Interface dataset entries:
• • • • •
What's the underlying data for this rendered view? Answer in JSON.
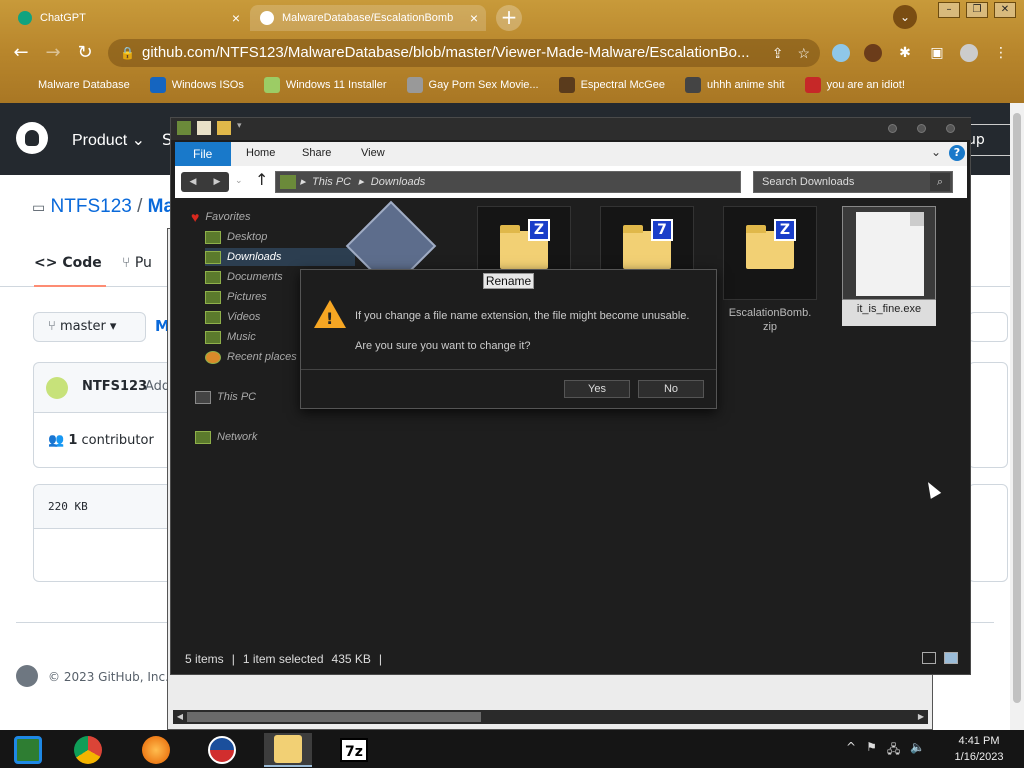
{
  "browser": {
    "tabs": [
      {
        "label": "ChatGPT",
        "color": "#10a37f"
      },
      {
        "label": "MalwareDatabase/EscalationBomb",
        "color": "#ffffff"
      }
    ],
    "new_tab": "+",
    "url": "github.com/NTFS123/MalwareDatabase/blob/master/Viewer-Made-Malware/EscalationBo...",
    "bookmarks": [
      {
        "label": "Malware Database"
      },
      {
        "label": "Windows ISOs"
      },
      {
        "label": "Windows 11 Installer"
      },
      {
        "label": "Gay Porn Sex Movie..."
      },
      {
        "label": "Espectral McGee"
      },
      {
        "label": "uhhh anime shit"
      },
      {
        "label": "you are an idiot!"
      }
    ]
  },
  "github": {
    "nav_product": "Product",
    "nav_s": "S",
    "signup": "up",
    "owner": "NTFS123",
    "separator": "/",
    "repo_partial": "Ma",
    "tab_code": "Code",
    "tab_pull": "Pu",
    "branch": "master",
    "path_partial": "M",
    "commit_user": "NTFS123",
    "commit_action": "Add",
    "contributors_count": "1",
    "contributors_label": "contributor",
    "file_size": "220 KB",
    "footer": "© 2023 GitHub, Inc."
  },
  "explorer": {
    "ribbon": {
      "file": "File",
      "home": "Home",
      "share": "Share",
      "view": "View",
      "help": "?"
    },
    "address": {
      "root": "This PC",
      "folder": "Downloads"
    },
    "search_placeholder": "Search Downloads",
    "nav_pane": {
      "favorites": "Favorites",
      "desktop": "Desktop",
      "downloads": "Downloads",
      "documents": "Documents",
      "pictures": "Pictures",
      "videos": "Videos",
      "music": "Music",
      "recent": "Recent places",
      "this_pc": "This PC",
      "network": "Network"
    },
    "files": [
      {
        "label": "",
        "badge": ""
      },
      {
        "label": "",
        "badge": "Z"
      },
      {
        "label": "",
        "badge": "7"
      },
      {
        "label": "EscalationBomb.\nzip",
        "badge": "Z"
      },
      {
        "label": "it_is_fine.exe",
        "badge": ""
      }
    ],
    "status": {
      "count": "5 items",
      "selected": "1 item selected",
      "size": "435 KB",
      "sep": "|"
    }
  },
  "dialog": {
    "title": "Rename",
    "message1": "If you change a file name extension, the file might become unusable.",
    "message2": "Are you sure you want to change it?",
    "yes": "Yes",
    "no": "No"
  },
  "taskbar": {
    "time": "4:41 PM",
    "date": "1/16/2023",
    "sevenzip": "7z"
  }
}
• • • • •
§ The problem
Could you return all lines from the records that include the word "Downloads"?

§ Answer below
      "folder": "Downloads"
    "search_placeholder": "Search Downloads",
      "downloads": "Downloads",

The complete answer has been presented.